In addition, quite frequently a letter T can be found at the end of the serial nr. Apparently this means a model meant for used in the tropics, but they are identical to camera lacking a T at the end of the serial nr. Probably different lubricants were used.
The range of serial nrs. for different models shows that they were made in large batches, but alternated. See table below for an estimate of serial nr. ranges for the various model in order of production. Total production of Karat 6.3-3.5 was close to 200,000.

Karat model Serial nr. range Production
Karat 6.3 AD Z 2001 BL 5000 36,000
Karat 3.5 v1a BM 2001 CA 9000 15,000
Karat 6.3 AD v2 CB 2001 CF 7000 5,000
Karat 3.5 v1a CG 7001 CV 6000 15,000
Karat 4.5 v1 CW 6001 DF 8000 10,000
Karat 6.3 DG 8001 DQ 10000 10,000
Karat 3.5 v1b DR 2001 EF 9000 15,000
Karat 4.5 v2 EG 9001 EQ 3000 10,000
Karat 6.3 ER 3001 FA 5000 10,000
Karat 4.5 v2 FB 5001 FL 7000 10,000
Karat 6.3 FM 7001 FV 9000 10,000
Karat 3.5 v1b FW 9001 FY 4000 3,000
Karat 4.5 v2 FZ 4001 GD 8500 4,500
Karat 3.5 v1b GD 8501 GT 7500 15,000
Karat 3.5 v2a GT 7501 HL 9000 17,500
Karat 3.5 v2b HM 2001 HV 4000 10,000
Total production 196,000

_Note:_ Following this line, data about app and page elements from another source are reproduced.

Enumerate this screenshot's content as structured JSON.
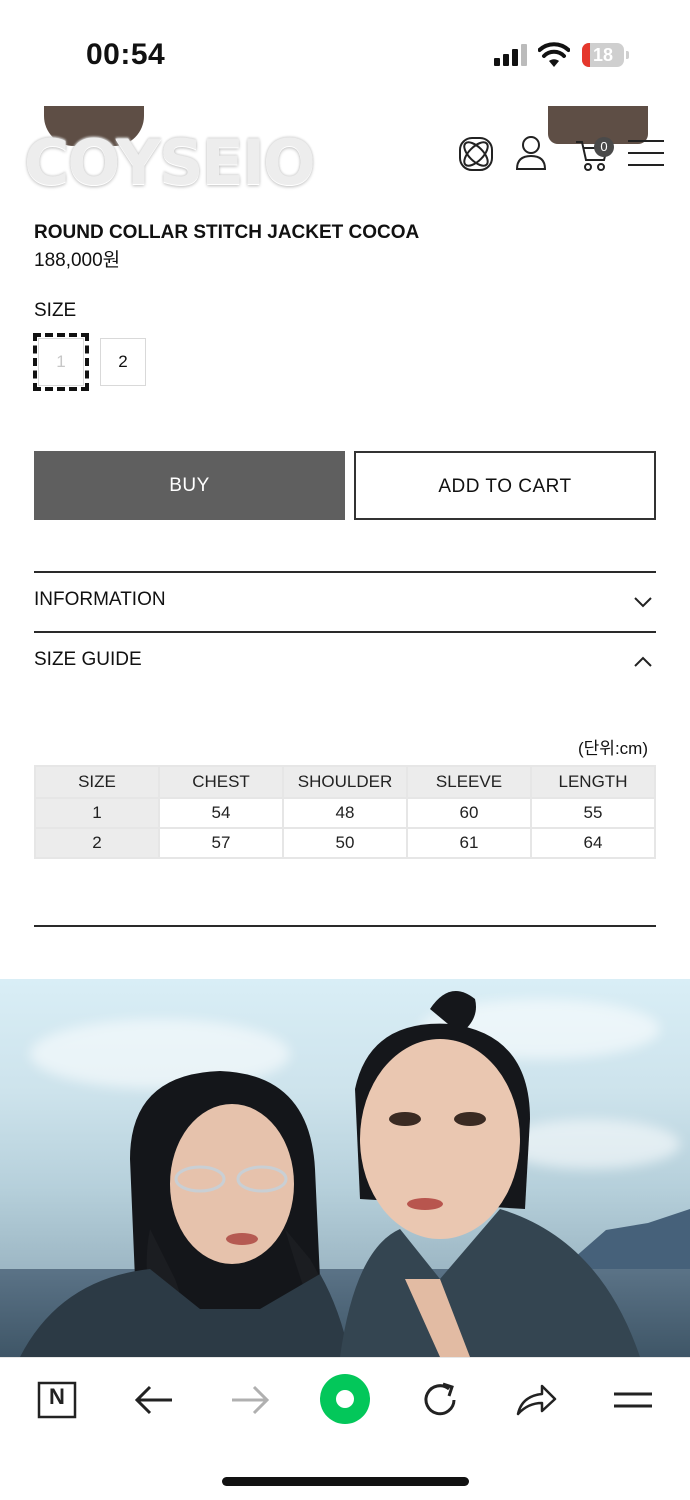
{
  "status": {
    "time": "00:54",
    "battery": "18",
    "battery_level": 0.18
  },
  "header": {
    "logo": "COYSEIO",
    "cart_count": "0"
  },
  "product": {
    "title": "ROUND COLLAR STITCH JACKET COCOA",
    "price": "188,000원",
    "size_label": "SIZE",
    "sizes": [
      "1",
      "2"
    ]
  },
  "actions": {
    "buy": "BUY",
    "add_to_cart": "ADD TO CART"
  },
  "accordion": {
    "information": "INFORMATION",
    "size_guide": "SIZE GUIDE"
  },
  "size_guide": {
    "unit": "(단위:cm)",
    "headers": [
      "SIZE",
      "CHEST",
      "SHOULDER",
      "SLEEVE",
      "LENGTH"
    ],
    "rows": [
      [
        "1",
        "54",
        "48",
        "60",
        "55"
      ],
      [
        "2",
        "57",
        "50",
        "61",
        "64"
      ]
    ]
  },
  "toolbar": {
    "naver_label": "N"
  },
  "colors": {
    "buy_bg": "#5f5f5f",
    "naver_green": "#03c75a",
    "battery_red": "#e5372c"
  }
}
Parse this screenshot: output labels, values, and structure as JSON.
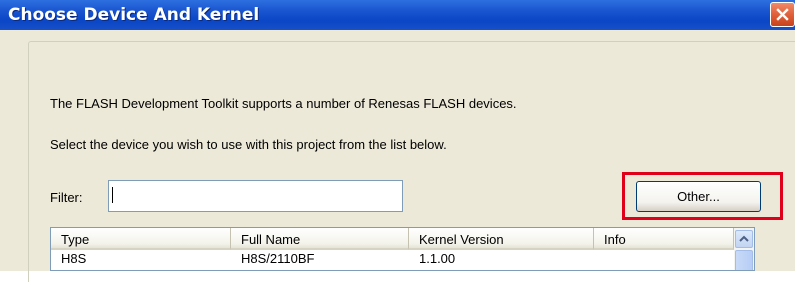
{
  "window": {
    "title": "Choose Device And Kernel"
  },
  "intro": {
    "line1": "The FLASH Development Toolkit supports a number of Renesas FLASH devices.",
    "line2": "Select the device you wish to use with this project from the list below."
  },
  "filter": {
    "label": "Filter:",
    "value": ""
  },
  "buttons": {
    "other": "Other..."
  },
  "device_list": {
    "columns": [
      "Type",
      "Full Name",
      "Kernel Version",
      "Info"
    ],
    "rows": [
      [
        "H8S",
        "H8S/2110BF",
        "1.1.00",
        ""
      ]
    ]
  },
  "colors": {
    "titlebar": "#0a46c6",
    "highlight": "#e0001a",
    "dialog_bg": "#ece9d8"
  }
}
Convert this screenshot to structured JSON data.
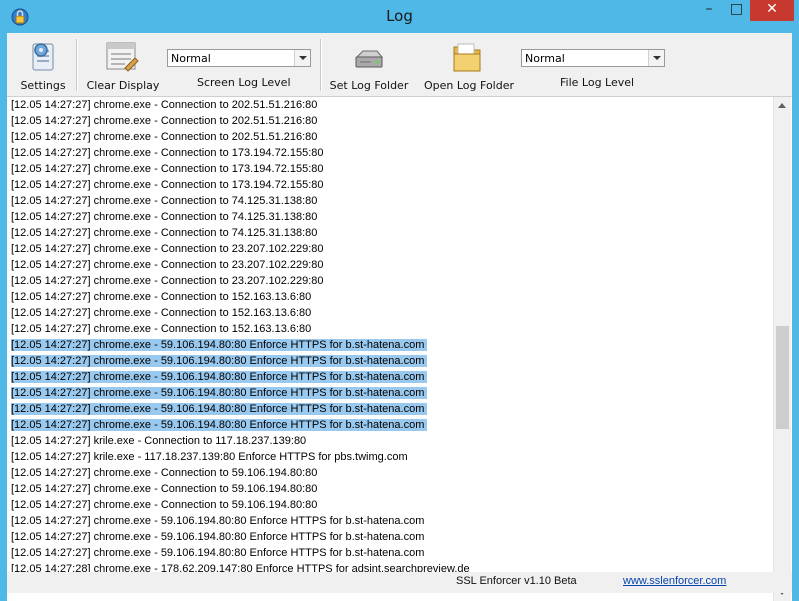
{
  "window": {
    "title": "Log"
  },
  "toolbar": {
    "settings_label": "Settings",
    "clear_display_label": "Clear Display",
    "screen_log_level": {
      "value": "Normal",
      "caption": "Screen Log Level"
    },
    "set_log_folder_label": "Set Log Folder",
    "open_log_folder_label": "Open Log Folder",
    "file_log_level": {
      "value": "Normal",
      "caption": "File Log Level"
    }
  },
  "log": {
    "lines": [
      "[12.05 14:27:27] chrome.exe - Connection to 202.51.51.216:80",
      "[12.05 14:27:27] chrome.exe - Connection to 202.51.51.216:80",
      "[12.05 14:27:27] chrome.exe - Connection to 202.51.51.216:80",
      "[12.05 14:27:27] chrome.exe - Connection to 173.194.72.155:80",
      "[12.05 14:27:27] chrome.exe - Connection to 173.194.72.155:80",
      "[12.05 14:27:27] chrome.exe - Connection to 173.194.72.155:80",
      "[12.05 14:27:27] chrome.exe - Connection to 74.125.31.138:80",
      "[12.05 14:27:27] chrome.exe - Connection to 74.125.31.138:80",
      "[12.05 14:27:27] chrome.exe - Connection to 74.125.31.138:80",
      "[12.05 14:27:27] chrome.exe - Connection to 23.207.102.229:80",
      "[12.05 14:27:27] chrome.exe - Connection to 23.207.102.229:80",
      "[12.05 14:27:27] chrome.exe - Connection to 23.207.102.229:80",
      "[12.05 14:27:27] chrome.exe - Connection to 152.163.13.6:80",
      "[12.05 14:27:27] chrome.exe - Connection to 152.163.13.6:80",
      "[12.05 14:27:27] chrome.exe - Connection to 152.163.13.6:80",
      "[12.05 14:27:27] chrome.exe - 59.106.194.80:80 Enforce HTTPS for b.st-hatena.com",
      "[12.05 14:27:27] chrome.exe - 59.106.194.80:80 Enforce HTTPS for b.st-hatena.com",
      "[12.05 14:27:27] chrome.exe - 59.106.194.80:80 Enforce HTTPS for b.st-hatena.com",
      "[12.05 14:27:27] chrome.exe - 59.106.194.80:80 Enforce HTTPS for b.st-hatena.com",
      "[12.05 14:27:27] chrome.exe - 59.106.194.80:80 Enforce HTTPS for b.st-hatena.com",
      "[12.05 14:27:27] chrome.exe - 59.106.194.80:80 Enforce HTTPS for b.st-hatena.com",
      "[12.05 14:27:27] krile.exe - Connection to 117.18.237.139:80",
      "[12.05 14:27:27] krile.exe - 117.18.237.139:80 Enforce HTTPS for pbs.twimg.com",
      "[12.05 14:27:27] chrome.exe - Connection to 59.106.194.80:80",
      "[12.05 14:27:27] chrome.exe - Connection to 59.106.194.80:80",
      "[12.05 14:27:27] chrome.exe - Connection to 59.106.194.80:80",
      "[12.05 14:27:27] chrome.exe - 59.106.194.80:80 Enforce HTTPS for b.st-hatena.com",
      "[12.05 14:27:27] chrome.exe - 59.106.194.80:80 Enforce HTTPS for b.st-hatena.com",
      "[12.05 14:27:27] chrome.exe - 59.106.194.80:80 Enforce HTTPS for b.st-hatena.com",
      "[12.05 14:27:28] chrome.exe - 178.62.209.147:80 Enforce HTTPS for adsint.searchpreview.de"
    ],
    "selected_from": 15,
    "selected_to": 20
  },
  "scrollbar": {
    "thumb_start_fraction": 0.45,
    "thumb_size_fraction": 0.22
  },
  "status": {
    "version_text": "SSL Enforcer v1.10 Beta",
    "link_text": "www.sslenforcer.com"
  }
}
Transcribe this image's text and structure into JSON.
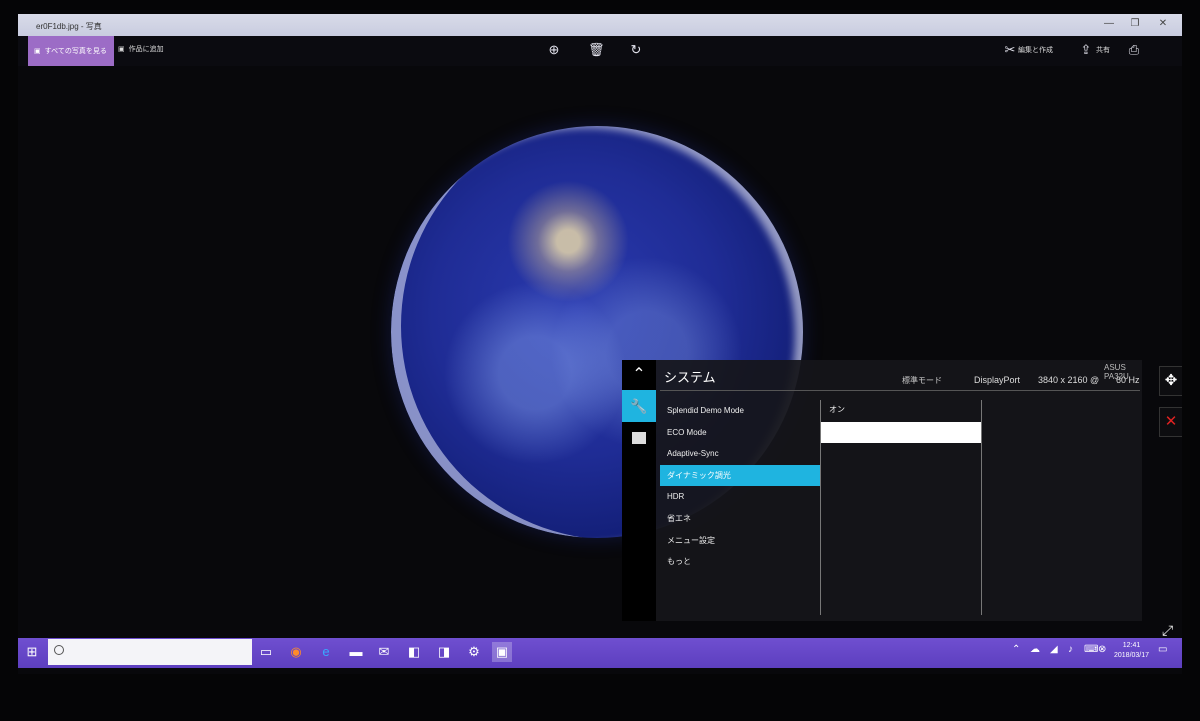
{
  "window": {
    "title": "er0F1db.jpg - 写真",
    "minimize": "—",
    "maximize": "❐",
    "close": "✕"
  },
  "commandbar": {
    "see_all_label": "すべての写真を見る",
    "add_to_creation_label": "作品に追加",
    "zoom_icon": "zoom-in-icon",
    "delete_icon": "trash-icon",
    "rotate_icon": "rotate-icon",
    "edit_create_label": "編集と作成",
    "share_label": "共有",
    "print_icon": "printer-icon"
  },
  "osd": {
    "section_title": "システム",
    "mode_label": "標準モード",
    "input_label": "DisplayPort",
    "resolution": "3840 x 2160 @",
    "refresh": "60 Hz",
    "model": "ASUS PA32U",
    "menu_items": [
      "Splendid Demo Mode",
      "ECO Mode",
      "Adaptive-Sync",
      "ダイナミック調光",
      "HDR",
      "省エネ",
      "メニュー設定",
      "もっと"
    ],
    "selected_index": 3,
    "submenu_options": [
      "オン",
      ""
    ],
    "submenu_selected_index": 1
  },
  "taskbar": {
    "clock_time": "12:41",
    "clock_date": "2018/03/17"
  },
  "colors": {
    "taskbar": "#6f4fd0",
    "osd_accent": "#1fb4e0",
    "see_all_button": "#9c6cc6"
  }
}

Serial nrs. of lenses were only indicated on Solinar and Oppar lenses on the Karat 3.5 and 4.5, respectively. The serial nrs. of these two lenses cover a similar range but never overlap, and correlate with body serial nrs. However, lens serial nrs. increase about twice as fast as body nrs. This suggests that about half the lenses that Agfa made were mounted on Karats, which then presumably made up half their camera production. This assumes that even though the lens on the Karat 6.3 models had no number engraved, they did count towards the Agfa lens numbering system.

Agfa Karat production number pie chart